About this exercise: Each entry that follows is to be copied exactly, minus any pictures.

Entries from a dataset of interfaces
::::::::::

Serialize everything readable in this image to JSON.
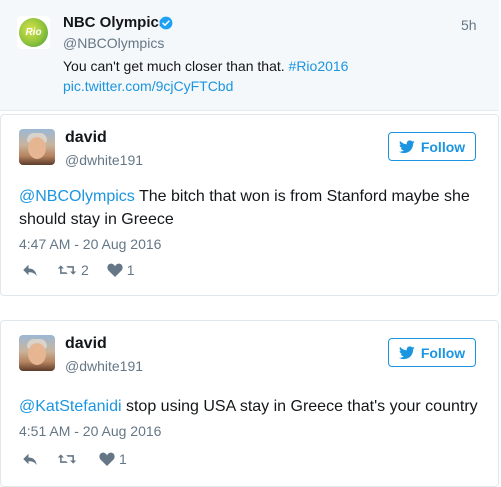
{
  "quoted_tweet": {
    "name": "NBC Olympics",
    "handle": "@NBCOlympics",
    "time": "5h",
    "text": "You can't get much closer than that. ",
    "hashtag": "#Rio2016",
    "link": "pic.twitter.com/9cjCyFTCbd",
    "avatar_text": "Rio"
  },
  "tweets": [
    {
      "name": "david",
      "handle": "@dwhite191",
      "follow_label": "Follow",
      "mention": "@NBCOlympics",
      "text": " The bitch that won is from Stanford maybe she should stay in Greece",
      "timestamp": "4:47 AM - 20 Aug 2016",
      "retweets": "2",
      "likes": "1"
    },
    {
      "name": "david",
      "handle": "@dwhite191",
      "follow_label": "Follow",
      "mention": "@KatStefanidi",
      "text": " stop using USA stay in Greece that's your country",
      "timestamp": "4:51 AM - 20 Aug 2016",
      "retweets": "",
      "likes": "1"
    }
  ],
  "colors": {
    "link": "#1b95e0",
    "muted": "#657786",
    "text": "#14171a"
  },
  "icons": [
    "verified-icon",
    "twitter-bird-icon",
    "reply-icon",
    "retweet-icon",
    "heart-icon"
  ]
}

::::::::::

Output for this task:
Serialize everything readable in this image to JSON.
{
  "quoted_tweet": {
    "name": "NBC Olympics",
    "handle": "@NBCOlympics",
    "time": "5h",
    "text": "You can't get much closer than that. ",
    "hashtag": "#Rio2016",
    "link": "pic.twitter.com/9cjCyFTCbd",
    "avatar_text": "Rio"
  },
  "tweets": [
    {
      "name": "david",
      "handle": "@dwhite191",
      "follow_label": "Follow",
      "mention": "@NBCOlympics",
      "text": " The bitch that won is from Stanford maybe she should stay in Greece",
      "timestamp": "4:47 AM - 20 Aug 2016",
      "retweets": "2",
      "likes": "1"
    },
    {
      "name": "david",
      "handle": "@dwhite191",
      "follow_label": "Follow",
      "mention": "@KatStefanidi",
      "text": " stop using USA stay in Greece that's your country",
      "timestamp": "4:51 AM - 20 Aug 2016",
      "retweets": "",
      "likes": "1"
    }
  ],
  "colors": {
    "link": "#1b95e0",
    "muted": "#657786",
    "text": "#14171a"
  },
  "icons": [
    "verified-icon",
    "twitter-bird-icon",
    "reply-icon",
    "retweet-icon",
    "heart-icon"
  ]
}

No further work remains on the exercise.